■ GOAL OF THE EXERCISE ■
In the data below, find every line with the string "governments" and pull it out.

■ MATERIAL TO PROCESS ■
↓
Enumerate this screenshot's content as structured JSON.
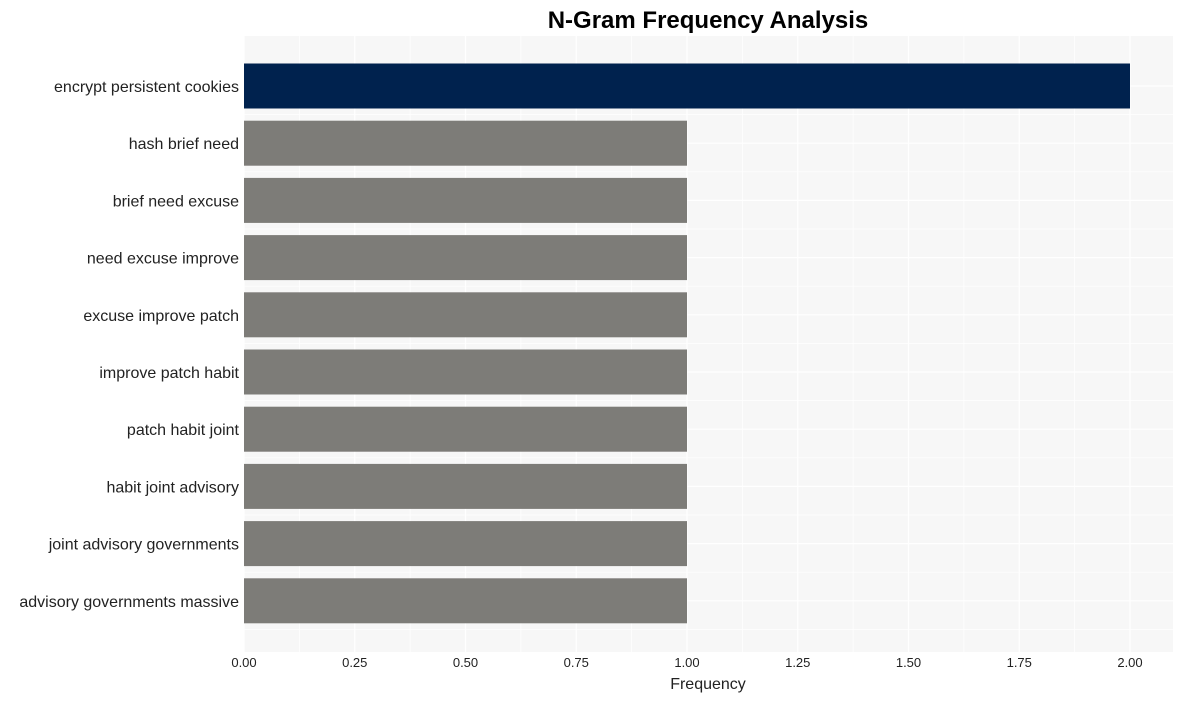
{
  "chart_data": {
    "type": "bar",
    "orientation": "horizontal",
    "title": "N-Gram Frequency Analysis",
    "xlabel": "Frequency",
    "ylabel": "",
    "xlim": [
      0,
      2.1
    ],
    "xticks": [
      0.0,
      0.25,
      0.5,
      0.75,
      1.0,
      1.25,
      1.5,
      1.75,
      2.0
    ],
    "xtick_labels": [
      "0.00",
      "0.25",
      "0.50",
      "0.75",
      "1.00",
      "1.25",
      "1.50",
      "1.75",
      "2.00"
    ],
    "grid": true,
    "categories": [
      "encrypt persistent cookies",
      "hash brief need",
      "brief need excuse",
      "need excuse improve",
      "excuse improve patch",
      "improve patch habit",
      "patch habit joint",
      "habit joint advisory",
      "joint advisory governments",
      "advisory governments massive"
    ],
    "values": [
      2,
      1,
      1,
      1,
      1,
      1,
      1,
      1,
      1,
      1
    ],
    "colors": {
      "highlight": "#00224e",
      "default": "#7d7c78",
      "plot_background": "#f7f7f7",
      "grid": "#ffffff"
    }
  }
}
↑
■ RESPONSE FOR THIS EXERCISE ■
      "joint advisory governments",
      "advisory governments massive"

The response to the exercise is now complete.